[WHAT THE EXERCISE ASKS] From the entries that follow, list every line in which the string "para" appears.

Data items
________
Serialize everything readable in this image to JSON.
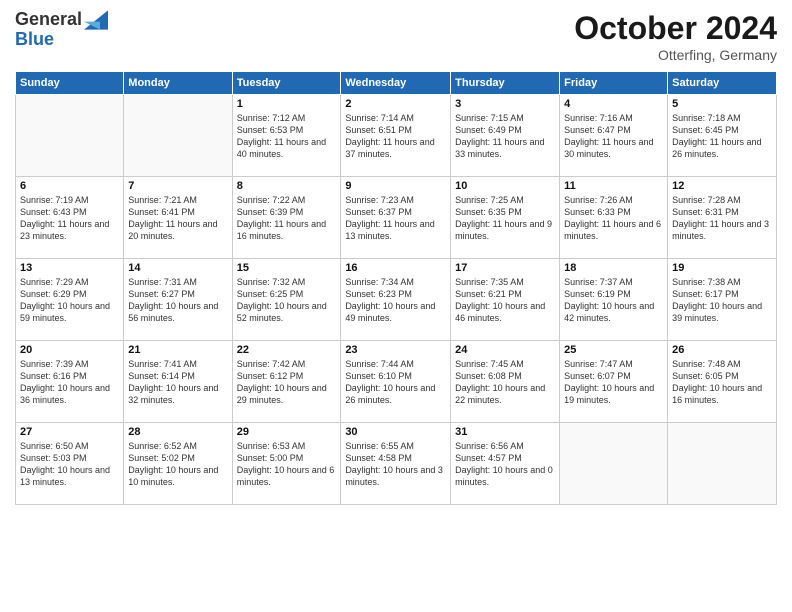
{
  "header": {
    "logo_line1": "General",
    "logo_line2": "Blue",
    "month": "October 2024",
    "location": "Otterfing, Germany"
  },
  "days_of_week": [
    "Sunday",
    "Monday",
    "Tuesday",
    "Wednesday",
    "Thursday",
    "Friday",
    "Saturday"
  ],
  "weeks": [
    [
      {
        "day": "",
        "info": ""
      },
      {
        "day": "",
        "info": ""
      },
      {
        "day": "1",
        "info": "Sunrise: 7:12 AM\nSunset: 6:53 PM\nDaylight: 11 hours and 40 minutes."
      },
      {
        "day": "2",
        "info": "Sunrise: 7:14 AM\nSunset: 6:51 PM\nDaylight: 11 hours and 37 minutes."
      },
      {
        "day": "3",
        "info": "Sunrise: 7:15 AM\nSunset: 6:49 PM\nDaylight: 11 hours and 33 minutes."
      },
      {
        "day": "4",
        "info": "Sunrise: 7:16 AM\nSunset: 6:47 PM\nDaylight: 11 hours and 30 minutes."
      },
      {
        "day": "5",
        "info": "Sunrise: 7:18 AM\nSunset: 6:45 PM\nDaylight: 11 hours and 26 minutes."
      }
    ],
    [
      {
        "day": "6",
        "info": "Sunrise: 7:19 AM\nSunset: 6:43 PM\nDaylight: 11 hours and 23 minutes."
      },
      {
        "day": "7",
        "info": "Sunrise: 7:21 AM\nSunset: 6:41 PM\nDaylight: 11 hours and 20 minutes."
      },
      {
        "day": "8",
        "info": "Sunrise: 7:22 AM\nSunset: 6:39 PM\nDaylight: 11 hours and 16 minutes."
      },
      {
        "day": "9",
        "info": "Sunrise: 7:23 AM\nSunset: 6:37 PM\nDaylight: 11 hours and 13 minutes."
      },
      {
        "day": "10",
        "info": "Sunrise: 7:25 AM\nSunset: 6:35 PM\nDaylight: 11 hours and 9 minutes."
      },
      {
        "day": "11",
        "info": "Sunrise: 7:26 AM\nSunset: 6:33 PM\nDaylight: 11 hours and 6 minutes."
      },
      {
        "day": "12",
        "info": "Sunrise: 7:28 AM\nSunset: 6:31 PM\nDaylight: 11 hours and 3 minutes."
      }
    ],
    [
      {
        "day": "13",
        "info": "Sunrise: 7:29 AM\nSunset: 6:29 PM\nDaylight: 10 hours and 59 minutes."
      },
      {
        "day": "14",
        "info": "Sunrise: 7:31 AM\nSunset: 6:27 PM\nDaylight: 10 hours and 56 minutes."
      },
      {
        "day": "15",
        "info": "Sunrise: 7:32 AM\nSunset: 6:25 PM\nDaylight: 10 hours and 52 minutes."
      },
      {
        "day": "16",
        "info": "Sunrise: 7:34 AM\nSunset: 6:23 PM\nDaylight: 10 hours and 49 minutes."
      },
      {
        "day": "17",
        "info": "Sunrise: 7:35 AM\nSunset: 6:21 PM\nDaylight: 10 hours and 46 minutes."
      },
      {
        "day": "18",
        "info": "Sunrise: 7:37 AM\nSunset: 6:19 PM\nDaylight: 10 hours and 42 minutes."
      },
      {
        "day": "19",
        "info": "Sunrise: 7:38 AM\nSunset: 6:17 PM\nDaylight: 10 hours and 39 minutes."
      }
    ],
    [
      {
        "day": "20",
        "info": "Sunrise: 7:39 AM\nSunset: 6:16 PM\nDaylight: 10 hours and 36 minutes."
      },
      {
        "day": "21",
        "info": "Sunrise: 7:41 AM\nSunset: 6:14 PM\nDaylight: 10 hours and 32 minutes."
      },
      {
        "day": "22",
        "info": "Sunrise: 7:42 AM\nSunset: 6:12 PM\nDaylight: 10 hours and 29 minutes."
      },
      {
        "day": "23",
        "info": "Sunrise: 7:44 AM\nSunset: 6:10 PM\nDaylight: 10 hours and 26 minutes."
      },
      {
        "day": "24",
        "info": "Sunrise: 7:45 AM\nSunset: 6:08 PM\nDaylight: 10 hours and 22 minutes."
      },
      {
        "day": "25",
        "info": "Sunrise: 7:47 AM\nSunset: 6:07 PM\nDaylight: 10 hours and 19 minutes."
      },
      {
        "day": "26",
        "info": "Sunrise: 7:48 AM\nSunset: 6:05 PM\nDaylight: 10 hours and 16 minutes."
      }
    ],
    [
      {
        "day": "27",
        "info": "Sunrise: 6:50 AM\nSunset: 5:03 PM\nDaylight: 10 hours and 13 minutes."
      },
      {
        "day": "28",
        "info": "Sunrise: 6:52 AM\nSunset: 5:02 PM\nDaylight: 10 hours and 10 minutes."
      },
      {
        "day": "29",
        "info": "Sunrise: 6:53 AM\nSunset: 5:00 PM\nDaylight: 10 hours and 6 minutes."
      },
      {
        "day": "30",
        "info": "Sunrise: 6:55 AM\nSunset: 4:58 PM\nDaylight: 10 hours and 3 minutes."
      },
      {
        "day": "31",
        "info": "Sunrise: 6:56 AM\nSunset: 4:57 PM\nDaylight: 10 hours and 0 minutes."
      },
      {
        "day": "",
        "info": ""
      },
      {
        "day": "",
        "info": ""
      }
    ]
  ]
}
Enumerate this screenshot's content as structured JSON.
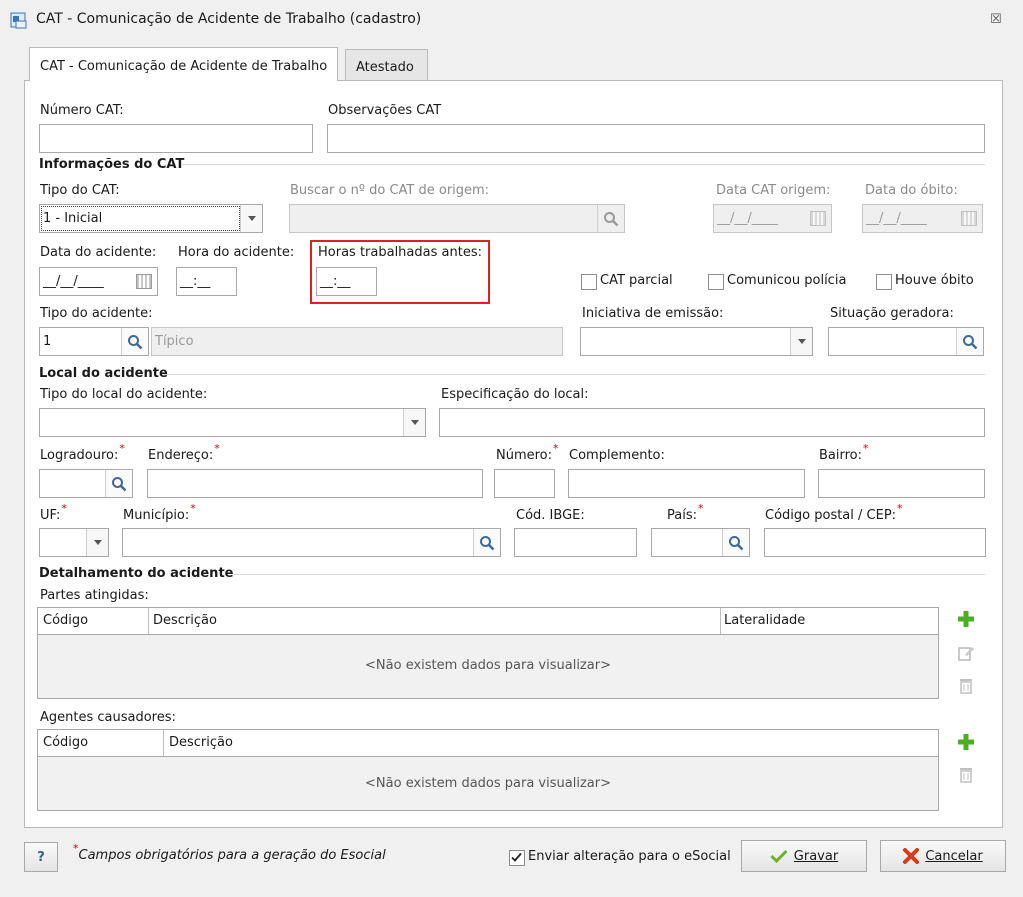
{
  "window": {
    "title": "CAT - Comunicação de Acidente de Trabalho (cadastro)",
    "close_glyph": "☒"
  },
  "tabs": [
    {
      "label": "CAT - Comunicação de Acidente de Trabalho",
      "active": true
    },
    {
      "label": "Atestado",
      "active": false
    }
  ],
  "form": {
    "numero_cat": {
      "label": "Número CAT:",
      "value": ""
    },
    "observacoes_cat": {
      "label": "Observações CAT",
      "value": ""
    },
    "section_info": "Informações do CAT",
    "tipo_cat": {
      "label": "Tipo do CAT:",
      "value": "1 - Inicial"
    },
    "buscar_cat_origem": {
      "label": "Buscar o nº do CAT de origem:",
      "value": ""
    },
    "data_cat_origem": {
      "label": "Data CAT origem:",
      "value": "__/__/____"
    },
    "data_obito": {
      "label": "Data do óbito:",
      "value": "__/__/____"
    },
    "data_acidente": {
      "label": "Data do acidente:",
      "value": "__/__/____"
    },
    "hora_acidente": {
      "label": "Hora do acidente:",
      "value": "__:__"
    },
    "horas_trabalhadas": {
      "label": "Horas trabalhadas antes:",
      "value": "__:__"
    },
    "cat_parcial": {
      "label": "CAT parcial",
      "checked": false
    },
    "comunicou_policia": {
      "label": "Comunicou polícia",
      "checked": false
    },
    "houve_obito": {
      "label": "Houve óbito",
      "checked": false
    },
    "tipo_acidente": {
      "label": "Tipo do acidente:",
      "code": "1",
      "description": "Típico"
    },
    "iniciativa_emissao": {
      "label": "Iniciativa de emissão:",
      "value": ""
    },
    "situacao_geradora": {
      "label": "Situação geradora:",
      "value": ""
    },
    "section_local": "Local do acidente",
    "tipo_local": {
      "label": "Tipo do local do acidente:",
      "value": ""
    },
    "especificacao_local": {
      "label": "Especificação do local:",
      "value": ""
    },
    "logradouro": {
      "label": "Logradouro:",
      "value": ""
    },
    "endereco": {
      "label": "Endereço:",
      "value": ""
    },
    "numero": {
      "label": "Número:",
      "value": ""
    },
    "complemento": {
      "label": "Complemento:",
      "value": ""
    },
    "bairro": {
      "label": "Bairro:",
      "value": ""
    },
    "uf": {
      "label": "UF:",
      "value": ""
    },
    "municipio": {
      "label": "Município:",
      "value": ""
    },
    "cod_ibge": {
      "label": "Cód. IBGE:",
      "value": ""
    },
    "pais": {
      "label": "País:",
      "value": ""
    },
    "cep": {
      "label": "Código postal / CEP:",
      "value": ""
    },
    "required_mark": "*",
    "section_detalhamento": "Detalhamento do acidente",
    "partes": {
      "label": "Partes atingidas:",
      "columns": [
        "Código",
        "Descrição",
        "Lateralidade"
      ],
      "empty": "<Não existem dados para visualizar>"
    },
    "agentes": {
      "label": "Agentes causadores:",
      "columns": [
        "Código",
        "Descrição"
      ],
      "empty": "<Não existem dados para visualizar>"
    }
  },
  "footer": {
    "help": "?",
    "note_mark": "*",
    "note": "Campos obrigatórios para a geração do Esocial",
    "enviar_esocial": {
      "label": "Enviar alteração para o eSocial",
      "checked": true
    },
    "gravar": "Gravar",
    "cancelar": "Cancelar"
  },
  "colors": {
    "highlight": "#e02020",
    "add_green": "#4caf20",
    "cancel_red": "#d93a1a"
  }
}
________
[RESPONSE TO THIS TASK]
      "empty": "<Não existem dados para visualizar>"
      "empty": "<Não existem dados para visualizar>"
    "note": "Campos obrigatórios para a geração do Esocial",
      "label": "Enviar alteração para o eSocial",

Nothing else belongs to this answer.